The Delano brand, made famous by its original hotel in Miami’s South Beach, will expand to Europe with a property in Costa Smeralda on the Italian island of Sardinia.
The Delano Porto Cervo, slated to open in 2023, will be the first in an international expansion that will see the brand grow beyond its U.S. presence in Miami and Las Vegas. SBE plans to eventually grow the brand to properties in Europe, South America, the Middle East, and Asia, the hospitality group announced this week.
“We’re not saying we want 50 Delanos. It’s not a number that we’re looking for,” said Chadi Farhat, SBE’s chief operating officer for the Middle East and Europe, in an exclusive Skift interview. “It’s more about strategic locations that we’d like for Delano to be around the world.”
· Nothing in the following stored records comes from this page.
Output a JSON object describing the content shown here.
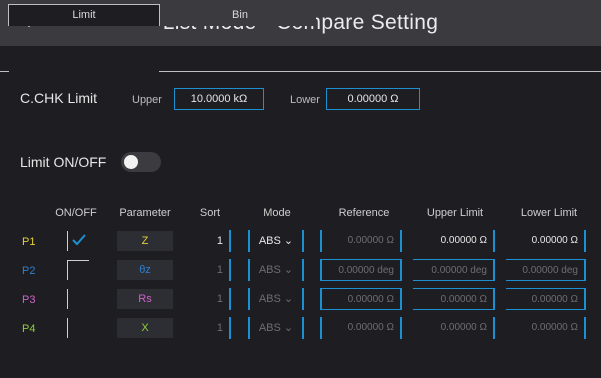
{
  "header": {
    "title": "List Mode - Compare Setting",
    "back_icon": "back-arrow-icon"
  },
  "tabs": [
    {
      "label": "Limit",
      "active": true
    },
    {
      "label": "Bin",
      "active": false
    }
  ],
  "cchk": {
    "label": "C.CHK Limit",
    "upper_label": "Upper",
    "upper_value": "10.0000 kΩ",
    "lower_label": "Lower",
    "lower_value": "0.00000 Ω"
  },
  "limit_toggle": {
    "label": "Limit ON/OFF",
    "on": false
  },
  "table": {
    "headers": [
      "ON/OFF",
      "Parameter",
      "Sort",
      "Mode",
      "Reference",
      "Upper Limit",
      "Lower Limit"
    ],
    "rows": [
      {
        "name": "P1",
        "name_color": "#e3d03a",
        "checked": true,
        "param": "Z",
        "param_color": "#e3d03a",
        "sort": "1",
        "mode": "ABS",
        "reference": "0.00000 Ω",
        "upper": "0.00000 Ω",
        "lower": "0.00000 Ω"
      },
      {
        "name": "P2",
        "name_color": "#2f7fd0",
        "checked": false,
        "param": "θz",
        "param_color": "#2f7fd0",
        "sort": "1",
        "mode": "ABS",
        "reference": "0.00000 deg",
        "upper": "0.00000 deg",
        "lower": "0.00000 deg"
      },
      {
        "name": "P3",
        "name_color": "#d062c9",
        "checked": false,
        "param": "Rs",
        "param_color": "#d062c9",
        "sort": "1",
        "mode": "ABS",
        "reference": "0.00000 Ω",
        "upper": "0.00000 Ω",
        "lower": "0.00000 Ω"
      },
      {
        "name": "P4",
        "name_color": "#8fcf3a",
        "checked": false,
        "param": "X",
        "param_color": "#8fcf3a",
        "sort": "1",
        "mode": "ABS",
        "reference": "0.00000 Ω",
        "upper": "0.00000 Ω",
        "lower": "0.00000 Ω"
      }
    ]
  },
  "colors": {
    "accent": "#1d8fd3",
    "background": "#1e1e22",
    "titlebar": "#3a3a3f"
  }
}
The 68-room Delano Porto Cervo entails a complete redevelopment of an existing hotel, resulting in what Farhat says is a new-build project complete with a restaurant, lobby and pool bars, beach club, and fitness studio.
The Sardinian property may be a partnership between SBE, private equity firm Quianto Capital, and advisory firm Enma Capital, but a different SBE partner is helping the Delano brand go global.
Accor bought a 50 percent stake in SBE in 2018 for $319 million, an investment the hotel industry viewed at the time as fueling the Paris-based hotel company’s goal of expanding in North America. But Farhat said the Accor partnership is also assisting the SBE development pipeline around the world.
The Delano expansion starts in Europe, first with the Italian property and then a soon-to-be announced project in Switzerland, Farhat said. While Delano conjures images of South Beach, its global portfolio is expected to eventually grow to a mix of beachfront, countryside, and ski resorts.
“The elements of South Beach that make Delano special, like programming and services, will travel with Delano around the world,” Farhat said.
Luxury Expansion in a Pandemic
It may seem like an odd time to take the Delano brand abroad, given the catastrophic impact on travel due to coronavirus — especially to the luxury sector.
But SBE and Accor remain committed to expanding the Delano footprint, saying the brand is less vulnerable in the current travel environment than other upscale brands.
“We are not your traditional luxury or upper upscale hotel,” Farhat said. “We create destinations with our hotels.”
He points to the performance of the Mondrian — another SBE and Accor brand — in Doha, Qatar, as proof there is pent-up demand for luxury accommodations, even in the middle of a global pandemic. The hotel’s July performance was better than that seen in 2019 due to staycations, Farhat said.
Even SBE’s eight Miami properties, which include the Delano South Beach among other luxury brands, saw “healthy numbers” in June before the surge of new coronavirus cases in Florida.
“It tells you the minute restrictions are lifted and with social distancing and health measures in place — which we are seriously doing — there will be demand,” Farhat said. “People will come back and travel.”
The current travel environment could even present further opportunities to build out the Delano brand.
Construction financing is extremely tight due to the uncertain economic climate, especially around hotels. Farhat — like executives at other companies like Hyatt and IHG — said there are still plenty of pent-up capital sources out there to help fuel a brand expansion.
But growth may come at someone else’s expense.
“Not only is there pent-up capital, there are great opportunities,” he said. “There are iconic assets you see in New York, iconic assets being foreclosed on that will create more opportunities for conversions for new brands coming in. The environment itself, yes, it is bad, but where there is capital, there are great opportunities.”